your feet
on my lap
and forget
to put on
makeup.

Please
just leave
your nude bras
lying in their
manicured drawer.

Please
forget to hold in
your stomach
and don’t
brush your hair
out of my face.

Please
forego
the lace
panties
that decorate
your hips.

Please,
no lip gloss.

Please
just be
too tired
to wash your face
tonight.

Please
just be.

Please
don’t say
how wonderful
things are.

Please.

I am not a good writer

Some people
think
that I’m a good writer,
but
they don’t know.

I can write
a hundred ways
and
in
a
hundred
styles
and someone who knows
would understand,
but they
don’t.

I
am not
a good writer.

I copy.

I steal–
subconsciously, sometimes.
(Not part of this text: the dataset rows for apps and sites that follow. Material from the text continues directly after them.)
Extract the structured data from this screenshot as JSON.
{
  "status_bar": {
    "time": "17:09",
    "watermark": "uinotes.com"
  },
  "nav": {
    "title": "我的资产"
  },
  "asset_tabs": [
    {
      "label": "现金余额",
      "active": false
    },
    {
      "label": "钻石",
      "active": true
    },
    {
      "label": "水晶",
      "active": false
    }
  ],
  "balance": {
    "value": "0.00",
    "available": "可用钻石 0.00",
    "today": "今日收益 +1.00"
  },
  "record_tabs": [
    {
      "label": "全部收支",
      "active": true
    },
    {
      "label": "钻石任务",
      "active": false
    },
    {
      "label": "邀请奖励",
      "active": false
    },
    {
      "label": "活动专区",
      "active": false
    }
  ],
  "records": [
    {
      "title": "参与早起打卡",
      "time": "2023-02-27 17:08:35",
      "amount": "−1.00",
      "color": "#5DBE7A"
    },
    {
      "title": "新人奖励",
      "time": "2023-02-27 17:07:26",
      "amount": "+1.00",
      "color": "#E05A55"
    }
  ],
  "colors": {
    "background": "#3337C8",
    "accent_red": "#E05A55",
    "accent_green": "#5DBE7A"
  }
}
I hate myself
and I hate
writing,
but I can’t
help it.

I am not
a good writer.

I wish I were
a humble,
self-deprecating,
heroic writer,
but I’m not.

I am not a good writer.

I only get lucky
sometimes
with a thought–
now
and again
a handful
of
coherent
thoughts
slither out
and I take credit
for the cosmic
inevitability
of their
utterance.

I am
not
a good writer.

I only allow
(sometimes)
that I am
a
damn
fine
thinker.